A NY City Department of Education report of 28 Haredi yeshivas published Thursday found that only two of them provided secular education that meets NY State standards.
The report says that city officials have visited those 28 yeshivas starting in 2015, and only two of them provided an education that is “substantially equivalent” to the standards of nearby public schools, as required by the State of New York. The remaining 26 yeshivas maintain various levels of compliance, with a small number of them failing to provide any secular education at all.
“One of these schools stated that they did not offer any courses in secular studies. The school stated that it uses Jewish Studies texts in all aspects of the curriculum and that within Jewish Studies, ELA (English Language Arts), mathematics, social studies, civics, science, hygiene/health, physical education and art are covered.”

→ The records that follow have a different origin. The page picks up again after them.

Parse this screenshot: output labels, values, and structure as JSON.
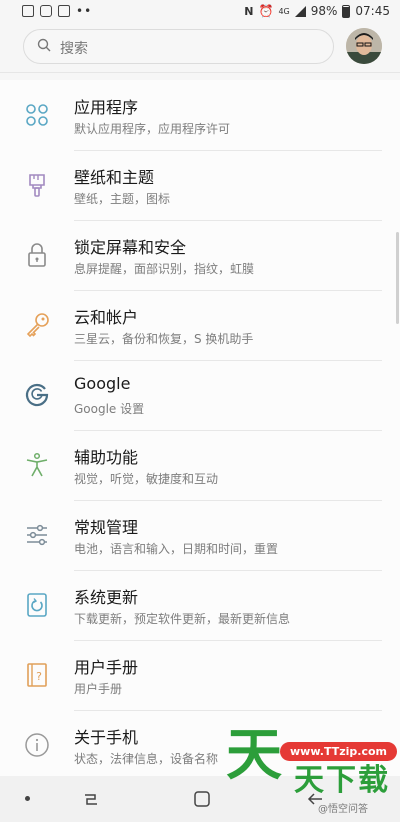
{
  "status_bar": {
    "network": "4G",
    "battery": "98%",
    "time": "07:45",
    "left_dots": "••"
  },
  "search": {
    "placeholder": "搜索"
  },
  "settings_items": [
    {
      "title": "应用程序",
      "subtitle": "默认应用程序，应用程序许可",
      "icon": "apps-grid-icon"
    },
    {
      "title": "壁纸和主题",
      "subtitle": "壁纸，主题，图标",
      "icon": "brush-icon"
    },
    {
      "title": "锁定屏幕和安全",
      "subtitle": "息屏提醒，面部识别，指纹，虹膜",
      "icon": "lock-icon"
    },
    {
      "title": "云和帐户",
      "subtitle": "三星云，备份和恢复，S 换机助手",
      "icon": "key-icon"
    },
    {
      "title": "Google",
      "subtitle": "Google 设置",
      "icon": "google-icon"
    },
    {
      "title": "辅助功能",
      "subtitle": "视觉，听觉，敏捷度和互动",
      "icon": "accessibility-icon"
    },
    {
      "title": "常规管理",
      "subtitle": "电池，语言和输入，日期和时间，重置",
      "icon": "sliders-icon"
    },
    {
      "title": "系统更新",
      "subtitle": "下载更新，预定软件更新，最新更新信息",
      "icon": "system-update-icon"
    },
    {
      "title": "用户手册",
      "subtitle": "用户手册",
      "icon": "user-manual-icon"
    },
    {
      "title": "关于手机",
      "subtitle": "状态，法律信息，设备名称",
      "icon": "info-icon"
    }
  ],
  "watermark": {
    "big_char": "天",
    "url": "www.TTzip.com",
    "text": "天下载",
    "tag": "@悟空问答"
  },
  "colors": {
    "icon_apps": "#5aa7c4",
    "icon_brush": "#a28ac0",
    "icon_lock": "#8a8a8a",
    "icon_key": "#e5a15a",
    "icon_google": "#4a6f86",
    "icon_access": "#6fae6a",
    "icon_sliders": "#7c8c98",
    "icon_update": "#5aa7c4",
    "icon_manual": "#e0a05a",
    "icon_info": "#999999"
  }
}
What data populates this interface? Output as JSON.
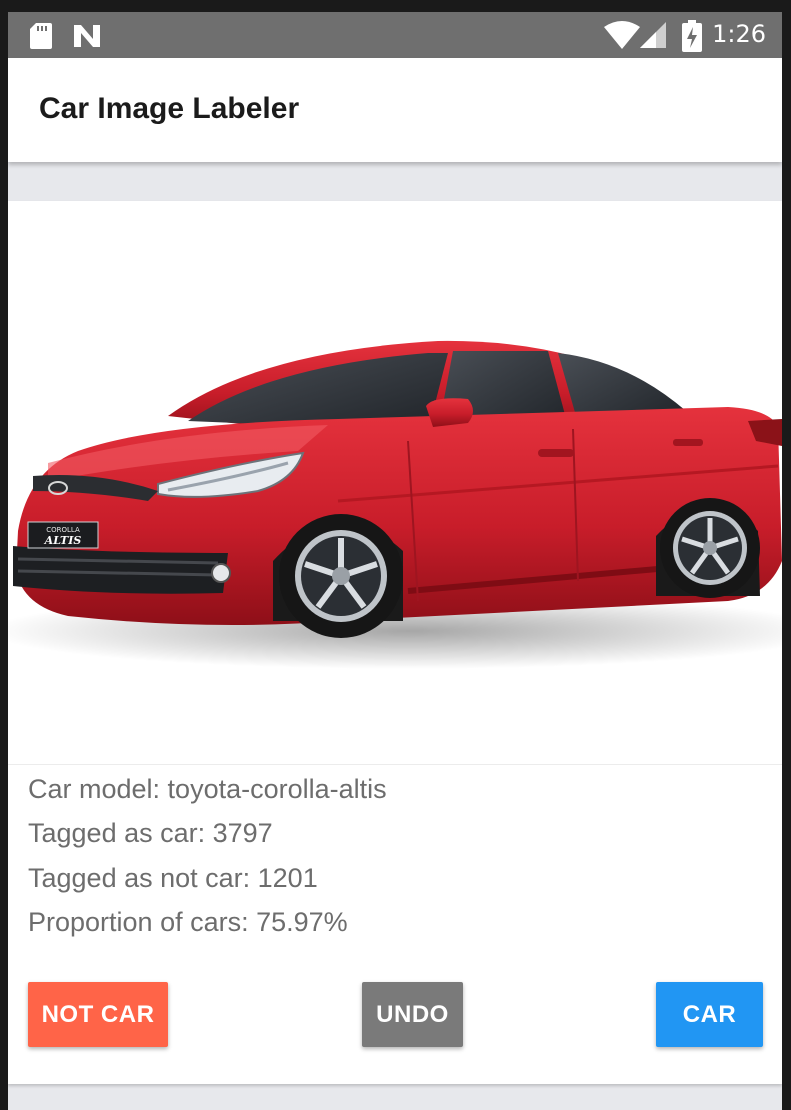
{
  "status_bar": {
    "time": "1:26",
    "icons": [
      "sd-card-icon",
      "n-notification-icon",
      "wifi-icon",
      "cell-signal-icon",
      "battery-charging-icon"
    ],
    "background": "#6f6f6f"
  },
  "app_bar": {
    "title": "Car Image Labeler"
  },
  "card": {
    "image": {
      "subject": "red-sedan-photo",
      "badge_line1": "COROLLA",
      "badge_line2": "ALTIS"
    },
    "info": {
      "model": "Car model: toyota-corolla-altis",
      "tagged_car": "Tagged as car: 3797",
      "tagged_not_car": "Tagged as not car: 1201",
      "proportion": "Proportion of cars: 75.97%"
    },
    "buttons": {
      "not_car": {
        "label": "NOT CAR",
        "color": "#ff6448"
      },
      "undo": {
        "label": "UNDO",
        "color": "#7a7a7a"
      },
      "car": {
        "label": "CAR",
        "color": "#2196f3"
      }
    }
  }
}
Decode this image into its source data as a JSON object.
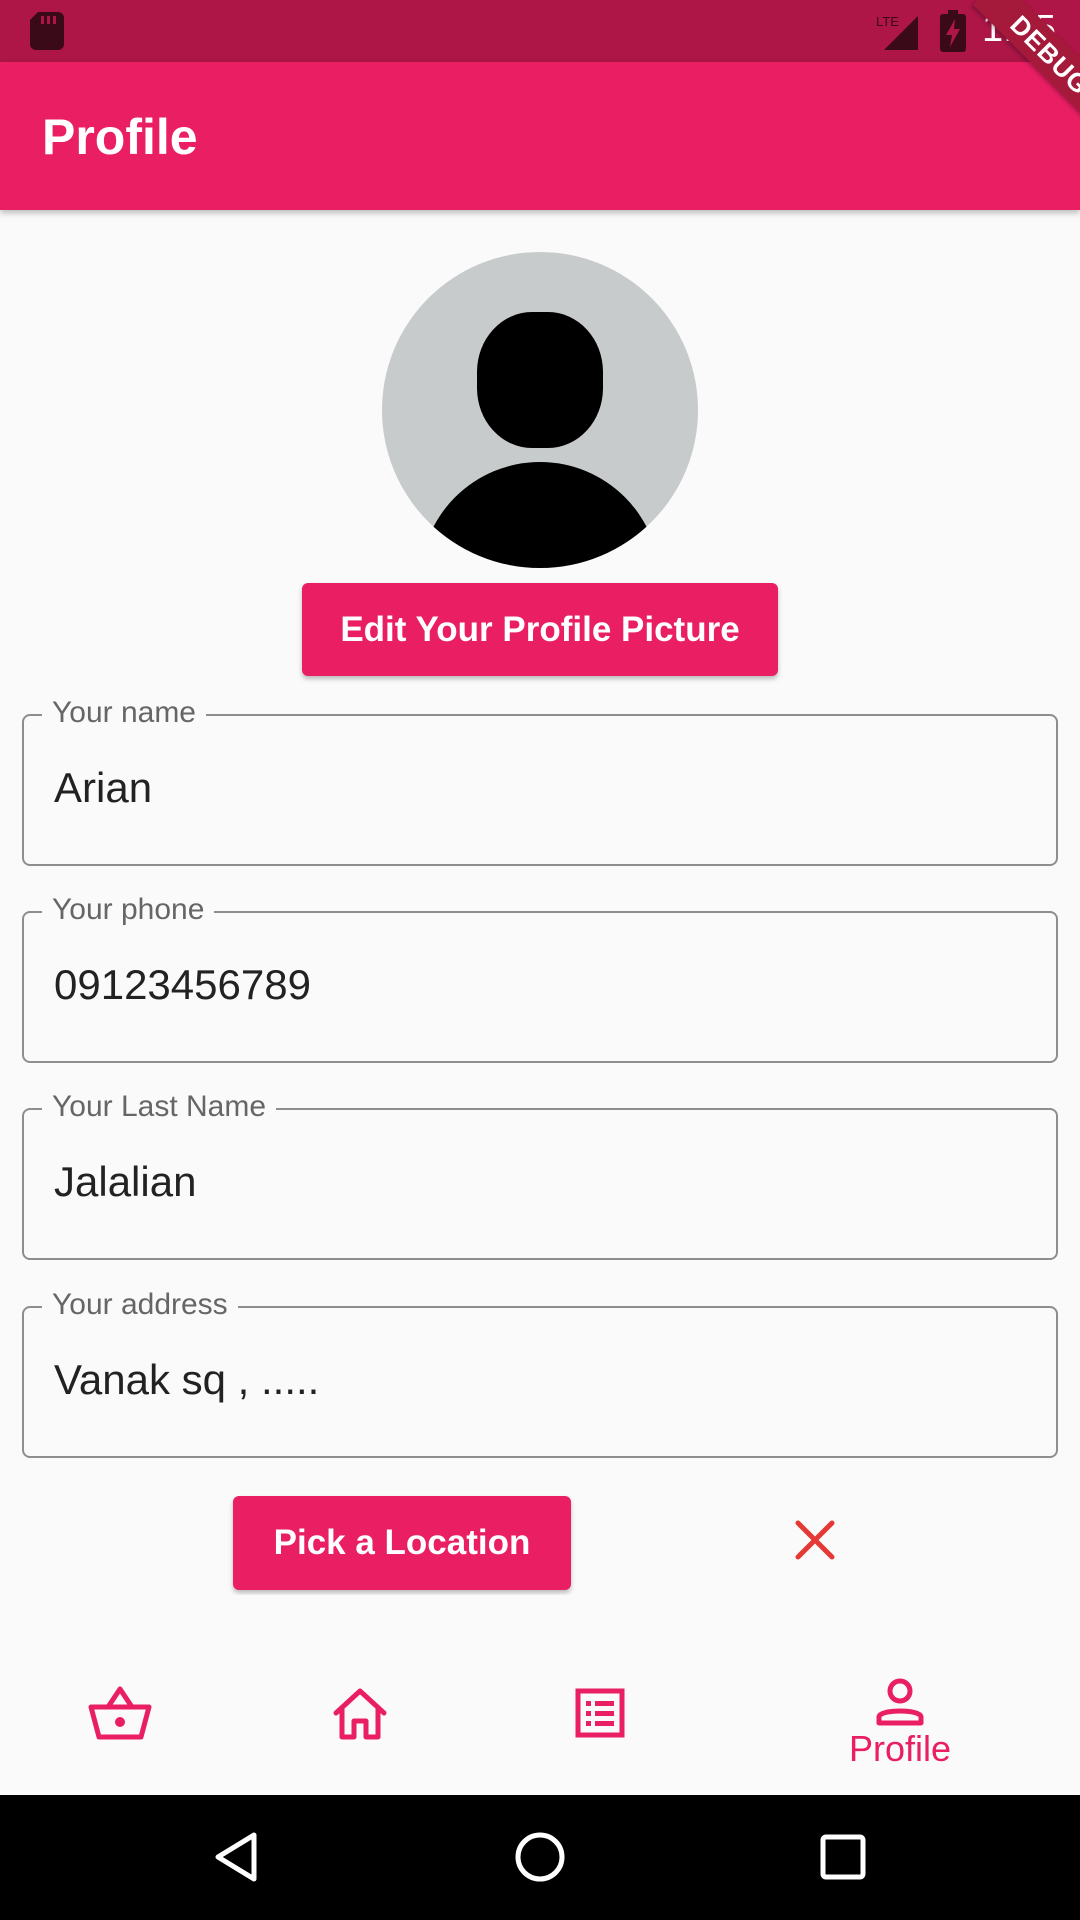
{
  "status_bar": {
    "time": "1:35",
    "network": "LTE",
    "icons": [
      "sd-card-icon",
      "lte-signal-icon",
      "battery-charging-icon"
    ]
  },
  "app_bar": {
    "title": "Profile",
    "debug_banner": "DEBUG"
  },
  "profile": {
    "avatar_icon": "default-avatar-icon",
    "edit_picture_label": "Edit Your Profile Picture"
  },
  "fields": {
    "name": {
      "label": "Your name",
      "value": "Arian"
    },
    "phone": {
      "label": "Your phone",
      "value": "09123456789"
    },
    "last_name": {
      "label": "Your Last Name",
      "value": "Jalalian"
    },
    "address": {
      "label": "Your address",
      "value": "Vanak sq , ....."
    }
  },
  "location": {
    "pick_label": "Pick a Location",
    "clear_icon": "close-icon"
  },
  "bottom_nav": {
    "items": [
      {
        "icon": "basket-icon",
        "label": ""
      },
      {
        "icon": "home-icon",
        "label": ""
      },
      {
        "icon": "list-icon",
        "label": ""
      },
      {
        "icon": "person-icon",
        "label": "Profile",
        "selected": true
      }
    ]
  },
  "colors": {
    "primary": "#e91e63",
    "status_bar": "#ad1647",
    "clear_icon": "#e53935"
  }
}
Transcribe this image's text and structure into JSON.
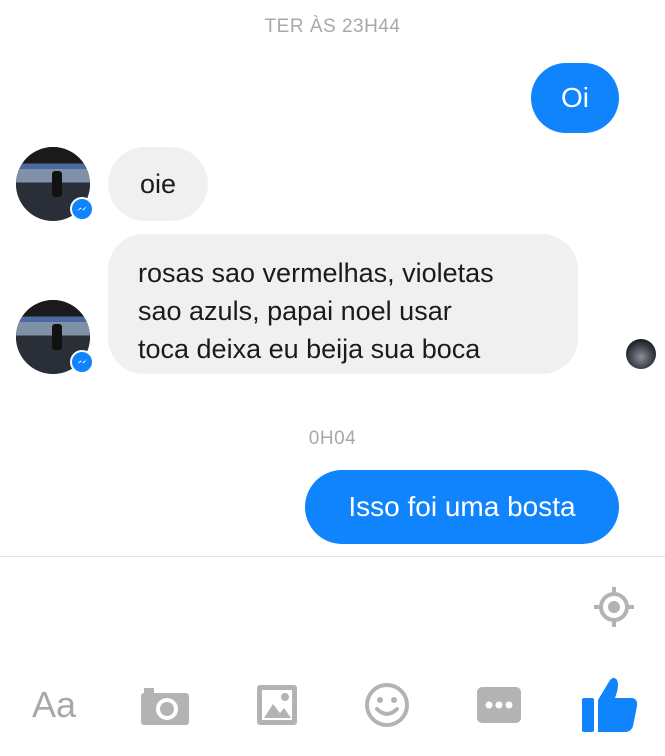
{
  "conversation": {
    "timestamps": [
      "TER ÀS 23H44",
      "0H04"
    ],
    "messages": {
      "oi": "Oi",
      "oie": "oie",
      "rosas_lines": [
        "rosas sao vermelhas, violetas",
        "sao azuls, papai noel usar",
        "toca deixa eu beija sua boca"
      ],
      "isso": "Isso foi uma bosta"
    }
  },
  "composer": {
    "text_button_label": "Aa",
    "icons": [
      "location-icon",
      "camera-icon",
      "image-icon",
      "emoji-icon",
      "more-icon",
      "like-icon"
    ]
  },
  "colors": {
    "outgoing_bubble": "#0f84fc",
    "incoming_bubble": "#f0f0f0",
    "timestamp_text": "#a8a8a8",
    "icon_gray": "#b3b3b3"
  }
}
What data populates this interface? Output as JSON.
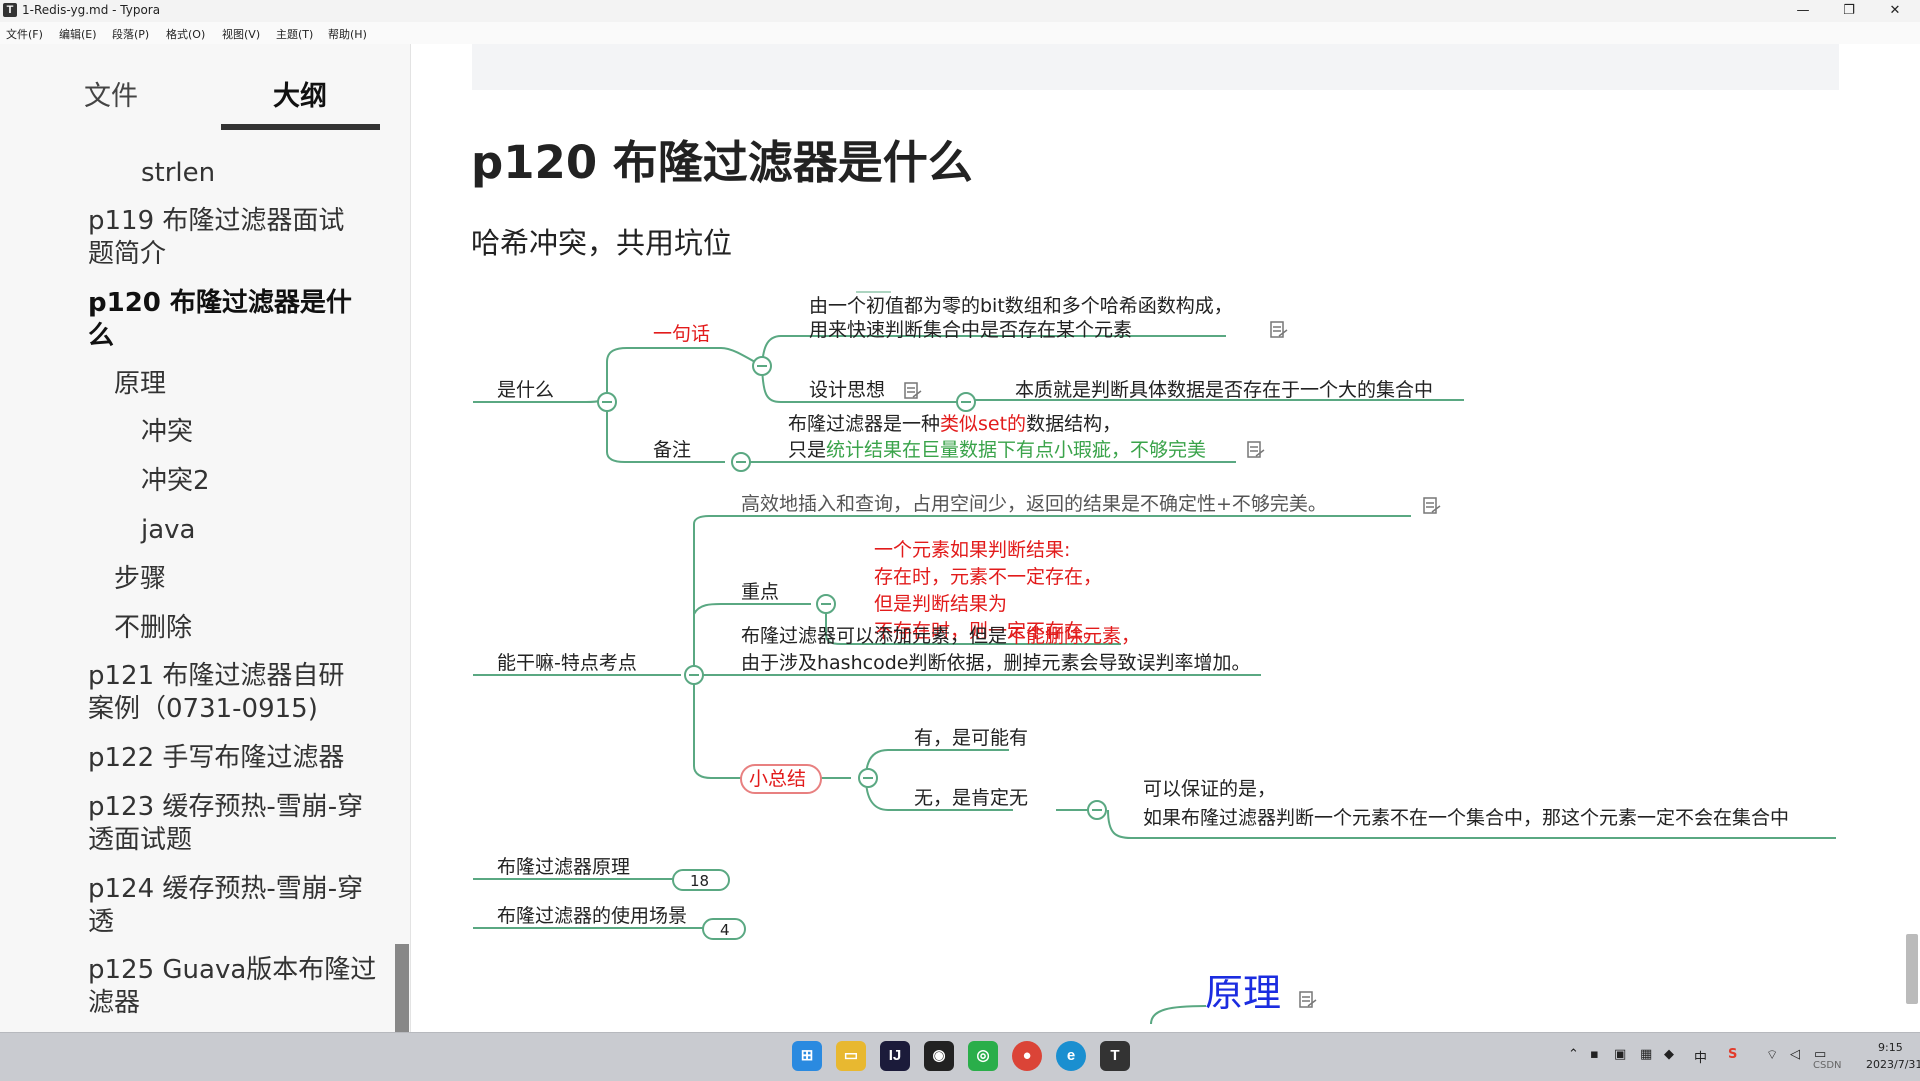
{
  "window": {
    "app_icon_letter": "T",
    "title": "1-Redis-yg.md - Typora",
    "controls": {
      "minimize": "—",
      "maximize": "❐",
      "close": "✕"
    }
  },
  "menu": [
    "文件(F)",
    "编辑(E)",
    "段落(P)",
    "格式(O)",
    "视图(V)",
    "主题(T)",
    "帮助(H)"
  ],
  "sidebar": {
    "tabs": {
      "files": "文件",
      "outline": "大纲",
      "active": "outline"
    },
    "outline": [
      {
        "label": "strlen"
      },
      {
        "label": "p119 布隆过滤器面试题简介"
      },
      {
        "label": "p120 布隆过滤器是什么",
        "active": true
      },
      {
        "label": "原理"
      },
      {
        "label": "冲突"
      },
      {
        "label": "冲突2"
      },
      {
        "label": "java"
      },
      {
        "label": "步骤"
      },
      {
        "label": "不删除"
      },
      {
        "label": "p121 布隆过滤器自研案例（0731-0915)"
      },
      {
        "label": "p122 手写布隆过滤器"
      },
      {
        "label": "p123 缓存预热-雪崩-穿透面试题"
      },
      {
        "label": "p124 缓存预热-雪崩-穿透"
      },
      {
        "label": "p125 Guava版本布隆过滤器"
      }
    ]
  },
  "document": {
    "heading": "p120 布隆过滤器是什么",
    "subheading": "哈希冲突，共用坑位",
    "mindmap": {
      "colors": {
        "branch": "#5aa882",
        "highlight_red": "#e21b1b",
        "highlight_green": "#3aa34a",
        "text": "#222222",
        "link_blue": "#1b2ce0"
      },
      "n_what": "是什么",
      "n_one_sentence": "一句话",
      "n_def_1": "由一个初值都为零的bit数组和多个哈希函数构成，",
      "n_def_2": "用来快速判断集合中是否存在某个元素",
      "n_design": "设计思想",
      "n_design_text": "本质就是判断具体数据是否存在于一个大的集合中",
      "n_note": "备注",
      "n_note_1a": "布隆过滤器是一种",
      "n_note_1b": "类似set的",
      "n_note_1c": "数据结构，",
      "n_note_2a": "只是",
      "n_note_2b": "统计结果在巨量数据下有点小瑕疵，不够完美",
      "n_features": "能干嘛-特点考点",
      "n_efficient": "高效地插入和查询，占用空间少，返回的结果是不确定性+不够完美。",
      "n_key": "重点",
      "n_key_1": "一个元素如果判断结果:",
      "n_key_2": "存在时，元素不一定存在，",
      "n_key_3": "但是判断结果为",
      "n_key_4": "不存在时，则一定不存在。",
      "n_add_1a": "布隆过滤器可以添加元素，但是",
      "n_add_1b": "不能删除元素，",
      "n_add_2": "由于涉及hashcode判断依据，删掉元素会导致误判率增加。",
      "n_summary": "小总结",
      "n_has": "有，是可能有",
      "n_none": "无，是肯定无",
      "n_guarantee_1": "可以保证的是，",
      "n_guarantee_2": "如果布隆过滤器判断一个元素不在一个集合中，那这个元素一定不会在集合中",
      "n_principle": "布隆过滤器原理",
      "n_principle_count": "18",
      "n_scenarios": "布隆过滤器的使用场景",
      "n_scenarios_count": "4",
      "n_section_principle": "原理"
    }
  },
  "taskbar": {
    "apps": [
      "start-icon",
      "file-explorer-icon",
      "intellij-icon",
      "qq-icon",
      "wechat-icon",
      "chrome-icon",
      "edge-icon",
      "typora-icon"
    ],
    "tray": {
      "ime": "中",
      "time": "9:15",
      "date": "2023/7/31",
      "watermark": "CSDN"
    }
  }
}
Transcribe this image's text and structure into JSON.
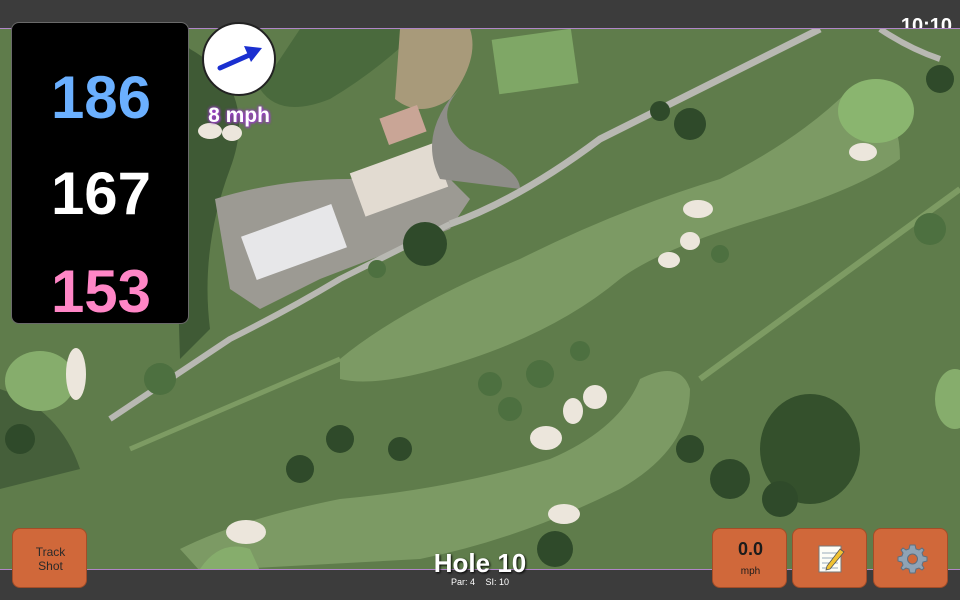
{
  "status": {
    "time": "10:10"
  },
  "distances": {
    "back": "186",
    "middle": "167",
    "front": "153"
  },
  "wind": {
    "speed": "8 mph",
    "direction_icon": "wind-arrow-icon"
  },
  "hole": {
    "title": "Hole 10",
    "par": "Par: 4",
    "stroke_index": "SI: 10"
  },
  "buttons": {
    "track_shot_line1": "Track",
    "track_shot_line2": "Shot",
    "speed_value": "0.0",
    "speed_unit": "mph",
    "notes_icon": "notepad-icon",
    "settings_icon": "gear-icon"
  },
  "colors": {
    "back_distance": "#6bb0ff",
    "middle_distance": "#ffffff",
    "front_distance": "#ff86c6",
    "button": "#d0683a",
    "wind_arrow": "#1a2fd0"
  }
}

It should be noted that there have been a few endeavors in Jewish education to teach math, geography, biology and history using the Talmud as a springboard and investigating those areas of study in the order in which they appear in the ancient text. But city and state education officials would have no way of gauging how many hours of, say, geometry, have been taught while studying the Talmud’s discussion of measuring a half circle (Tractate Eruvim).
It should also be noted that DOE officials attended 140 elementary and middle school classes where a third were taught exclusively in Yiddish, and the rest were taught in a mix of English and Yiddish.
Naftuli Moster of YAFFED, a Jewish advocacy group “committed to improving educational curricula within ultra-Orthodox schools” whose campaigns have pushed the city to look into the state of secular studies in Haredi yeshivas, told the NY Post on Thursday: “The Department of Education report reaffirms what we already know: that tens of thousands of children in New York City are being denied a basic education as required by law.”
But a group called PEARLS (Parents for Educational and Religious Liberty in Schools) issued a response to the DOE report, saying, “The yeshiva system continues to outperform the City’s public schools by every metric, including higher graduation rates, better test scores, greater attendance and more positive outcomes. The New York City yeshiva system is comprised of 275 independent schools. As with all school systems, yeshivas always strive to improve and adopt best practices.”
Which is correct when it comes to the vast majority of religious Jewish schools, but, apparently, not in the case of the 26 schools who have failed to match the achievements of their peer schools.
State Assemblyman Simcha Eisenstein (D-Brooklyn) also kept a positive attitude on the results, telling the NY Daily News: “Now that we know that out of 275 yeshivas in New York City, a handful need additional resources, let’s see if these so-called advocates will join me in advocating for additional government resources to help the 1% improve.”
Somehow, however, we didn’t get the impression from the DOE report that the problem had to do with funding, necessarily.